The home of Nashville city councilman Z. Alexander Looby was bombed early in the morning of April 19, 1960. Looby and his wife were not harmed in the attack. Looby, a lawyer for the National Association for the Advancement of Colored People (NAACP), served as chief council for the 153 Nashville students that had been arrested in the two months of sit-in demonstrations. The bomb caused damage to other homes in the neighborhood and blew out nearly one hundred fifty windows in Meharry Medical College across the street. In response to the bombing, over two thousand African Americans marched downtown to city hall to protest police failure to halt racial violence where Nashville mayor Ben West met the protestors. In response to a question by movement leader Diane Nash, mayor West said he favored ending segregation at lunch counters downtown. Community leaders reached an agreement to begin desegregating Nashville lunch counters May 10. According to newspaper reports, as of June 25, police had not arrested anyone in connection of the Looby bombing.
Title supplied by cataloger.
The Civil Rights Digital Library received support from a National Leadership Grant for Libraries awarded to the University of Georgia by the Institute of Museum and Library Services for digital conversion and description of the WSB-TV Newsfilm Collection.
|Types:||News | Unedited footage | MovingImage|

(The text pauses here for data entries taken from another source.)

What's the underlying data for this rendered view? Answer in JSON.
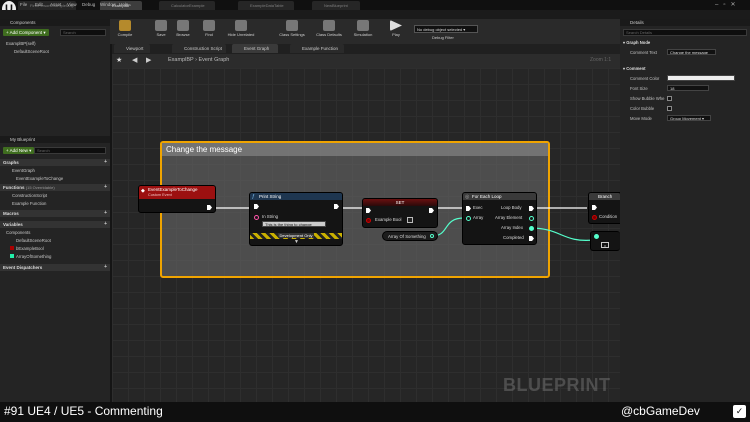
{
  "colors": {
    "accent": "#f0a400",
    "event_header": "#9c1010",
    "function_header": "#2a4a6a",
    "exec_pin": "#ffffff",
    "data_pin": "#5fc",
    "print_header": "#1e3650",
    "comment_fill": "#707070"
  },
  "tabs": [
    "FirstPersonExampleMap",
    "ExamplBP",
    "CalculatorExample",
    "ExampleDataTable",
    "NewBlueprint"
  ],
  "window_controls": [
    "Parent class:",
    "Actor"
  ],
  "menu": [
    "File",
    "Edit",
    "Asset",
    "View",
    "Debug",
    "Window",
    "Help"
  ],
  "toolbar": [
    {
      "label": "Compile",
      "icon": "compile-icon"
    },
    {
      "label": "Save",
      "icon": "save-icon"
    },
    {
      "label": "Browse",
      "icon": "browse-icon"
    },
    {
      "label": "Find",
      "icon": "find-icon"
    },
    {
      "label": "Hide Unrelated",
      "icon": "hide-unrelated-icon"
    },
    {
      "label": "Class Settings",
      "icon": "class-settings-icon"
    },
    {
      "label": "Class Defaults",
      "icon": "class-defaults-icon"
    },
    {
      "label": "Simulation",
      "icon": "simulation-icon"
    },
    {
      "label": "Play",
      "icon": "play-icon"
    }
  ],
  "debug_filter": {
    "value": "No debug object selected ▾",
    "label": "Debug Filter"
  },
  "components_panel": {
    "title": "Components",
    "add_button": "+ Add Component ▾",
    "search_placeholder": "Search",
    "items": [
      "ExamplBP(self)",
      "DefaultSceneRoot"
    ]
  },
  "my_blueprint": {
    "title": "My Blueprint",
    "add_button": "+ Add New ▾",
    "search_placeholder": "Search",
    "sections": [
      {
        "name": "Graphs",
        "items": [
          "EventGraph",
          "EventExampleToChange"
        ]
      },
      {
        "name": "Functions",
        "note": "(15 Overridable)",
        "items": [
          "ConstructionScript",
          "Example Function"
        ]
      },
      {
        "name": "Macros",
        "items": []
      },
      {
        "name": "Variables",
        "items": [
          "Components",
          "DefaultSceneRoot",
          "bExampleBool",
          "ArrayOfSomething"
        ]
      },
      {
        "name": "Event Dispatchers",
        "items": []
      }
    ]
  },
  "graph_tabs": [
    "Viewport",
    "Construction Script",
    "Event Graph",
    "Example Function"
  ],
  "breadcrumb": {
    "root": "ExamplBP",
    "sep": "›",
    "current": "Event Graph",
    "zoom": "Zoom 1:1"
  },
  "comment_box": {
    "title": "Change the message"
  },
  "nodes": {
    "event": {
      "title": "EventExampleToChange",
      "subtitle": "Custom Event"
    },
    "print": {
      "title": "Print String",
      "pin_label": "In String",
      "pin_value": "This is the thing to change",
      "footer": "Development Only"
    },
    "set": {
      "title": "SET",
      "pin": "Example Bool"
    },
    "array_get": {
      "label": "Array Of Something"
    },
    "foreach": {
      "title": "For Each Loop",
      "pins_in": [
        "Exec",
        "Array"
      ],
      "pins_out": [
        "Loop Body",
        "Array Element",
        "Array Index",
        "Completed"
      ]
    },
    "branch": {
      "title": "Branch",
      "pin": "Condition"
    }
  },
  "watermark": "BLUEPRINT",
  "details": {
    "title": "Details",
    "search_placeholder": "Search Details",
    "graph_node_section": "Graph Node",
    "comment_text_label": "Comment Text",
    "comment_text_value": "Change the message",
    "comment_section": "Comment",
    "rows": [
      {
        "label": "Comment Color",
        "value": ""
      },
      {
        "label": "Font Size",
        "value": "18"
      },
      {
        "label": "Show Bubble Whe",
        "value": ""
      },
      {
        "label": "Color Bubble",
        "value": ""
      },
      {
        "label": "Move Mode",
        "value": "Group Movement ▾"
      }
    ]
  },
  "bottom": {
    "left": "#91 UE4 / UE5 - Commenting",
    "right": "@cbGameDev"
  }
}
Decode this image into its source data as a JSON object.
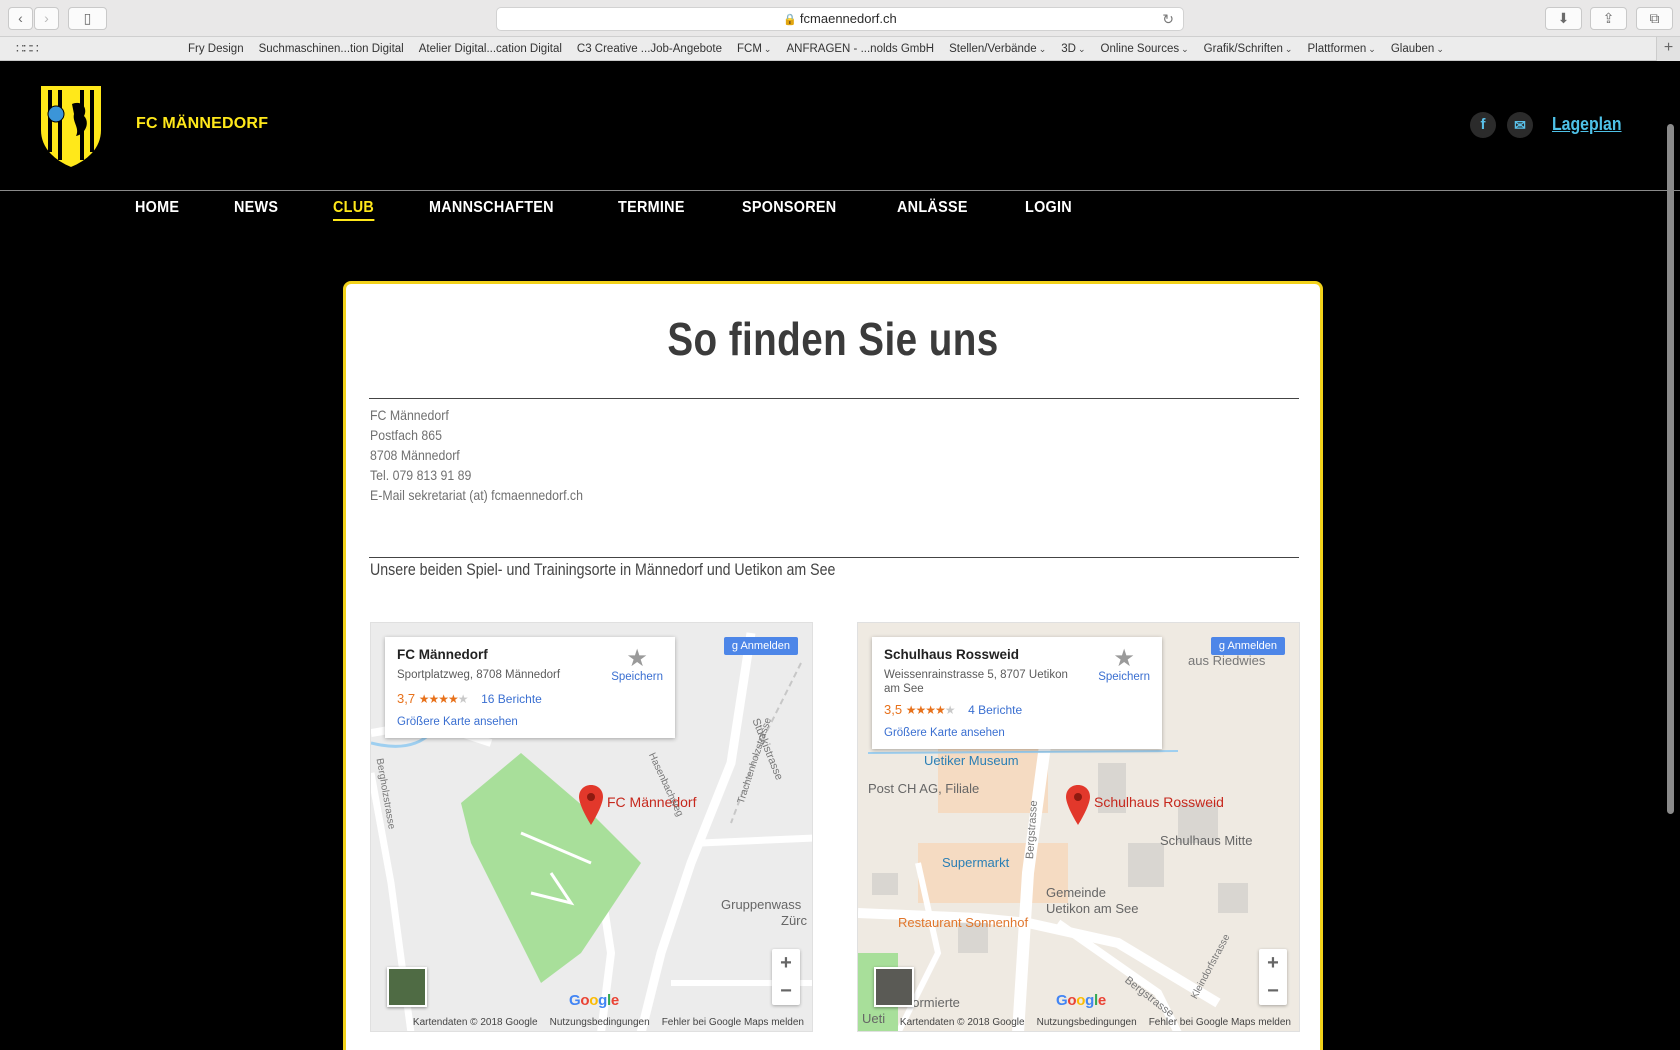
{
  "browser": {
    "url": "fcmaennedorf.ch",
    "bookmarks": [
      {
        "label": "Fry Design",
        "menu": false
      },
      {
        "label": "Suchmaschinen...tion Digital",
        "menu": false
      },
      {
        "label": "Atelier Digital...cation Digital",
        "menu": false
      },
      {
        "label": "C3 Creative ...Job-Angebote",
        "menu": false
      },
      {
        "label": "FCM",
        "menu": true
      },
      {
        "label": "ANFRAGEN - ...nolds GmbH",
        "menu": false
      },
      {
        "label": "Stellen/Verbände",
        "menu": true
      },
      {
        "label": "3D",
        "menu": true
      },
      {
        "label": "Online Sources",
        "menu": true
      },
      {
        "label": "Grafik/Schriften",
        "menu": true
      },
      {
        "label": "Plattformen",
        "menu": true
      },
      {
        "label": "Glauben",
        "menu": true
      }
    ]
  },
  "site": {
    "brand": "FC MÄNNEDORF",
    "logo_text": "FC MÄNNEDORF",
    "lageplan": "Lageplan",
    "nav": [
      {
        "label": "HOME",
        "active": false
      },
      {
        "label": "NEWS",
        "active": false
      },
      {
        "label": "CLUB",
        "active": true
      },
      {
        "label": "MANNSCHAFTEN",
        "active": false
      },
      {
        "label": "TERMINE",
        "active": false
      },
      {
        "label": "SPONSOREN",
        "active": false
      },
      {
        "label": "ANLÄSSE",
        "active": false
      },
      {
        "label": "LOGIN",
        "active": false
      }
    ]
  },
  "content": {
    "heading": "So finden Sie uns",
    "address": [
      "FC Männedorf",
      "Postfach 865",
      "8708 Männedorf",
      "Tel. 079 813 91 89",
      "E-Mail sekretariat (at) fcmaennedorf.ch"
    ],
    "subtitle": "Unsere beiden Spiel- und Trainingsorte in Männedorf und Uetikon am See"
  },
  "maps": [
    {
      "title": "FC Männedorf",
      "address": "Sportplatzweg, 8708 Männedorf",
      "rating": "3,7",
      "stars_full": 3.7,
      "reviews": "16 Berichte",
      "save": "Speichern",
      "larger": "Größere Karte ansehen",
      "signin": "Anmelden",
      "pin_label": "FC Männedorf",
      "labels": [
        "Stuckistrasse",
        "Trachtenholzstrasse",
        "Gruppenwass",
        "Zürc",
        "Bergholzstrasse",
        "Hasenbachweg"
      ],
      "attribution": [
        "Kartendaten © 2018 Google",
        "Nutzungsbedingungen",
        "Fehler bei Google Maps melden"
      ],
      "google": "Google"
    },
    {
      "title": "Schulhaus Rossweid",
      "address": "Weissenrainstrasse 5, 8707 Uetikon am See",
      "rating": "3,5",
      "stars_full": 3.5,
      "reviews": "4 Berichte",
      "save": "Speichern",
      "larger": "Größere Karte ansehen",
      "signin": "Anmelden",
      "pin_label": "Schulhaus Rossweid",
      "labels": [
        "Uetiker Museum",
        "Post CH AG, Filiale",
        "Schulhaus Mitte",
        "Supermarkt",
        "Gemeinde",
        "Uetikon am See",
        "Restaurant Sonnenhof",
        "Bergstrasse",
        "Bergstrasse",
        "aus Riedwies",
        "Kleindorfstrasse",
        "Reformierte",
        "Ueti"
      ],
      "attribution": [
        "Kartendaten © 2018 Google",
        "Nutzungsbedingungen",
        "Fehler bei Google Maps melden"
      ],
      "google": "Google"
    }
  ]
}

|Subjects:||Looby, Z. Alexander (Zephaniah Alexander), 1899- | Looby, Z. Alexander (Zephaniah Alexander), 1899- --Home and haunts--Tennessee--Nashville | African American civil rights workers--Tennessee--Nashville | Civil rights workers--Tennessee--Nashville | African American lawyers--Tennessee--Nashville | Lawyers--Tennessee--Nashville | Reporters and reporting--Tennessee--Nashville | Interviews--Tennessee--Nashville | City council members--Tennessee--Nashville | African American civic leaders--Tennessee--Nashville | Civic leaders--Tennessee--Nashville | Bombings--Tennessee--Nashville | Offenses against property--Tennessee--Nashville | Civil rights movements--Tennessee--Nashville | African Americans--Civil rights--Tennessee--Nashville | Race relations | Sit-ins--Southern States | Sit-ins--Tennessee--Nashville | Civil rights movements--Southern States | African Americans--Violence against--Tennessee--Nashville | Segregation--Tennessee--Nashville | Segregation--Southern States | Intimidation--Tennessee--Nashville | Nashville (Tenn.)--Race relations--History--20th century | Southern States--Race relations--History--20th century | United States, Tennessee, Davidson County, Nashville, 36.1658899, -86.7844432|

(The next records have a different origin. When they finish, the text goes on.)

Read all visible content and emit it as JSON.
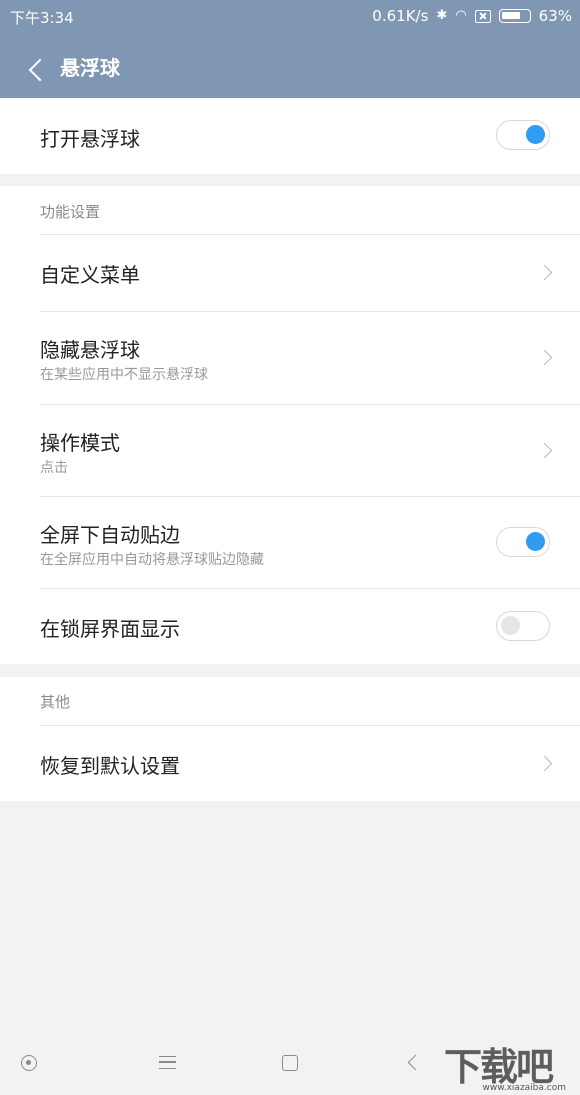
{
  "status_bar": {
    "time": "下午3:34",
    "speed": "0.61K/s",
    "battery": "63%"
  },
  "header": {
    "title": "悬浮球"
  },
  "main_toggle": {
    "label": "打开悬浮球",
    "on": true
  },
  "function_section": {
    "label": "功能设置",
    "items": [
      {
        "label": "自定义菜单",
        "type": "link"
      },
      {
        "label": "隐藏悬浮球",
        "sub": "在某些应用中不显示悬浮球",
        "type": "link"
      },
      {
        "label": "操作模式",
        "sub": "点击",
        "type": "link"
      },
      {
        "label": "全屏下自动贴边",
        "sub": "在全屏应用中自动将悬浮球贴边隐藏",
        "type": "toggle",
        "on": true
      },
      {
        "label": "在锁屏界面显示",
        "type": "toggle",
        "on": false
      }
    ]
  },
  "other_section": {
    "label": "其他",
    "items": [
      {
        "label": "恢复到默认设置",
        "type": "link"
      }
    ]
  },
  "watermark": {
    "text": "下载吧",
    "site": "www.xiazaiba.com"
  },
  "colors": {
    "header_bg": "#7f97b3",
    "accent": "#2f9cf0",
    "page_bg": "#f2f2f2"
  }
}
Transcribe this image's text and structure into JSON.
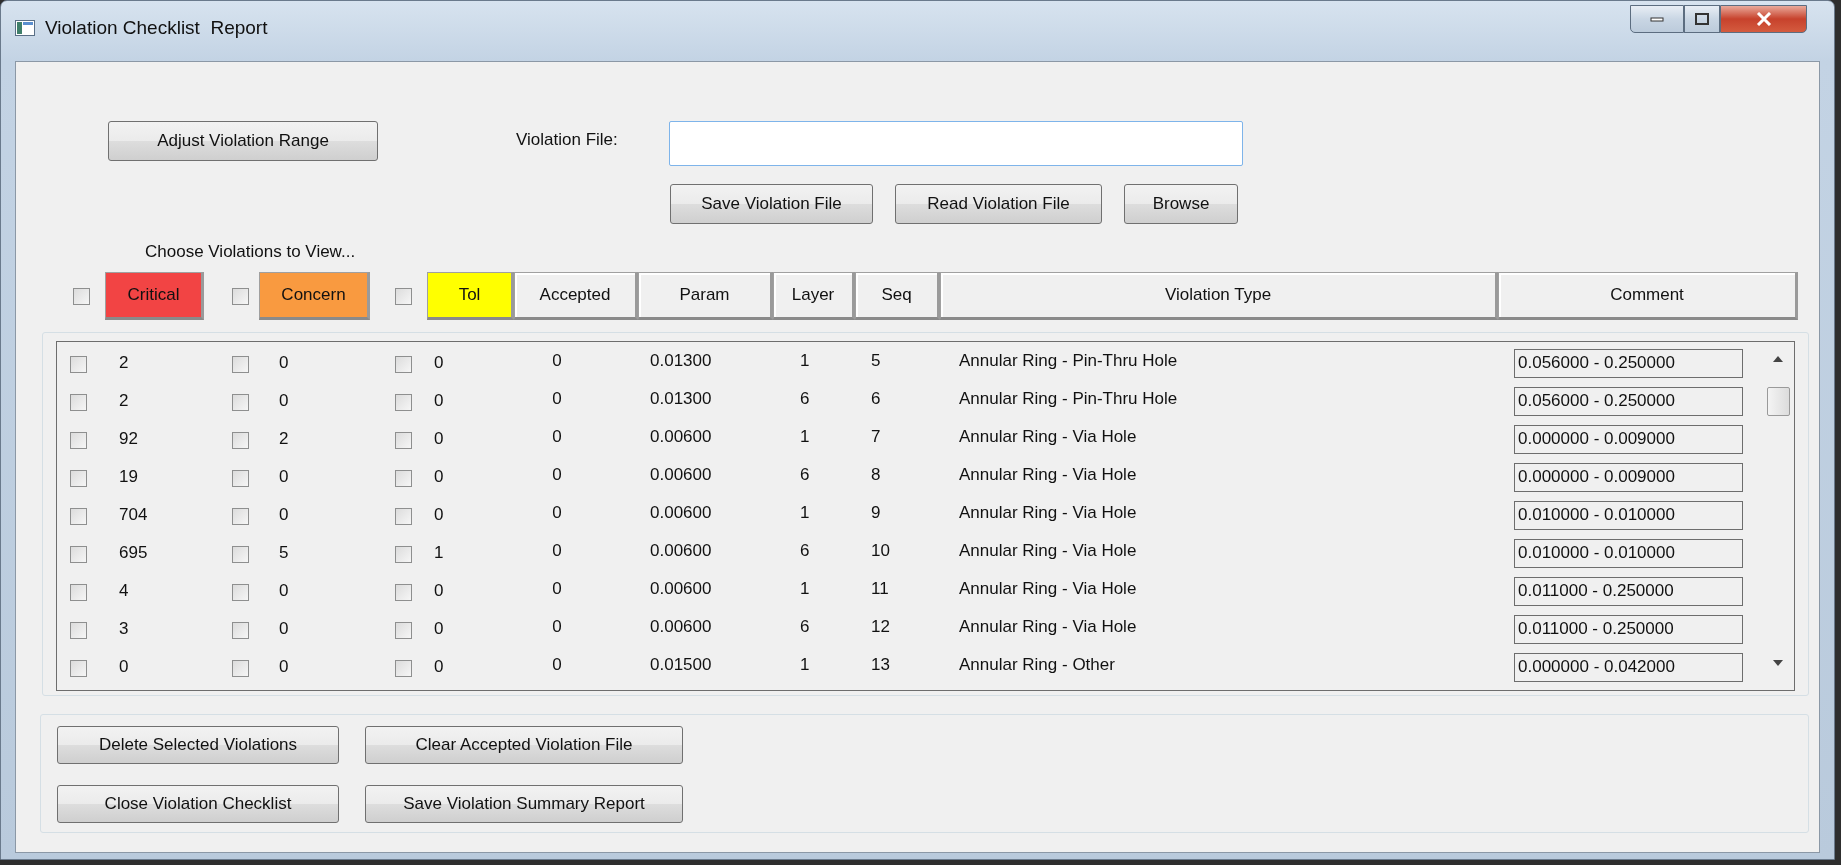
{
  "window": {
    "title": "Violation Checklist  Report"
  },
  "adjust_button": "Adjust Violation Range",
  "violation_file": {
    "label": "Violation File:",
    "focused": true
  },
  "file_buttons": [
    "Save Violation File",
    "Read Violation File",
    "Browse"
  ],
  "filter_caption": "Choose Violations to View...",
  "columns": [
    {
      "kind": "filter",
      "label": "Critical",
      "checked": false,
      "color": "#f24444"
    },
    {
      "kind": "filter",
      "label": "Concern",
      "checked": false,
      "color": "#f99a40"
    },
    {
      "kind": "filter",
      "label": "Tol",
      "checked": false,
      "color": "#ffff00"
    },
    {
      "kind": "header",
      "label": "Accepted"
    },
    {
      "kind": "header",
      "label": "Param"
    },
    {
      "kind": "header",
      "label": "Layer"
    },
    {
      "kind": "header",
      "label": "Seq"
    },
    {
      "kind": "header",
      "label": "Violation Type"
    },
    {
      "kind": "header",
      "label": "Comment"
    }
  ],
  "rows": [
    {
      "critical": "2",
      "critical_checked": false,
      "concern": "0",
      "concern_checked": false,
      "tol": "0",
      "tol_checked": false,
      "accepted": "0",
      "param": "0.01300",
      "layer": "1",
      "seq": "5",
      "violation_type": "Annular Ring - Pin-Thru Hole",
      "comment": "0.056000 - 0.250000"
    },
    {
      "critical": "2",
      "critical_checked": false,
      "concern": "0",
      "concern_checked": false,
      "tol": "0",
      "tol_checked": false,
      "accepted": "0",
      "param": "0.01300",
      "layer": "6",
      "seq": "6",
      "violation_type": "Annular Ring - Pin-Thru Hole",
      "comment": "0.056000 - 0.250000"
    },
    {
      "critical": "92",
      "critical_checked": false,
      "concern": "2",
      "concern_checked": false,
      "tol": "0",
      "tol_checked": false,
      "accepted": "0",
      "param": "0.00600",
      "layer": "1",
      "seq": "7",
      "violation_type": "Annular Ring - Via Hole",
      "comment": "0.000000 - 0.009000"
    },
    {
      "critical": "19",
      "critical_checked": false,
      "concern": "0",
      "concern_checked": false,
      "tol": "0",
      "tol_checked": false,
      "accepted": "0",
      "param": "0.00600",
      "layer": "6",
      "seq": "8",
      "violation_type": "Annular Ring - Via Hole",
      "comment": "0.000000 - 0.009000"
    },
    {
      "critical": "704",
      "critical_checked": false,
      "concern": "0",
      "concern_checked": false,
      "tol": "0",
      "tol_checked": false,
      "accepted": "0",
      "param": "0.00600",
      "layer": "1",
      "seq": "9",
      "violation_type": "Annular Ring - Via Hole",
      "comment": "0.010000 - 0.010000"
    },
    {
      "critical": "695",
      "critical_checked": false,
      "concern": "5",
      "concern_checked": false,
      "tol": "1",
      "tol_checked": false,
      "accepted": "0",
      "param": "0.00600",
      "layer": "6",
      "seq": "10",
      "violation_type": "Annular Ring - Via Hole",
      "comment": "0.010000 - 0.010000"
    },
    {
      "critical": "4",
      "critical_checked": false,
      "concern": "0",
      "concern_checked": false,
      "tol": "0",
      "tol_checked": false,
      "accepted": "0",
      "param": "0.00600",
      "layer": "1",
      "seq": "11",
      "violation_type": "Annular Ring - Via Hole",
      "comment": "0.011000 - 0.250000"
    },
    {
      "critical": "3",
      "critical_checked": false,
      "concern": "0",
      "concern_checked": false,
      "tol": "0",
      "tol_checked": false,
      "accepted": "0",
      "param": "0.00600",
      "layer": "6",
      "seq": "12",
      "violation_type": "Annular Ring - Via Hole",
      "comment": "0.011000 - 0.250000"
    },
    {
      "critical": "0",
      "critical_checked": false,
      "concern": "0",
      "concern_checked": false,
      "tol": "0",
      "tol_checked": false,
      "accepted": "0",
      "param": "0.01500",
      "layer": "1",
      "seq": "13",
      "violation_type": "Annular Ring - Other",
      "comment": "0.000000 - 0.042000"
    }
  ],
  "action_buttons": [
    "Delete Selected Violations",
    "Clear Accepted Violation File",
    "Close Violation Checklist",
    "Save Violation Summary Report"
  ]
}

|Collection:||WSB-TV Newsfilm Collection|
|Institution:||Walter J. Brown Media Archives and Peabody Awards Collection|
|Contributors:||Looby, Z. Alexander (Zephaniah Alexander), 1899- | Digital Library of Georgia | Walter J. Brown Media Archives and Peabody Awards Collection | Civil Rights Digital Library Collection (Digital Library of Georgia)|
1 clip (about 1 min.): black-and-white, sound ; 16 mm.
Original found in the WSB-TV newsfilm collection.
|Rights and Usage:|
WSB-TV newsfilm clip of an interview with civil rights lawyer and city councilman Alexander Looby after his home was bombed in Nashville, Tennessee, 1960 April 19, WSB-TV newsfilm collection, reel 0852, 26:28/27:30, Walter J. Brown Media Archives and Peabody Awards Collection, The University of Georgia Libraries, Athens, Ga, as presented in the Digital Library of Georgia.
Forms part of: Civil Rights Digital Library.
|Persistent Link to Item:||http://dlg.galileo.usg.edu/crdl/id:ugabma_wsbn_40260|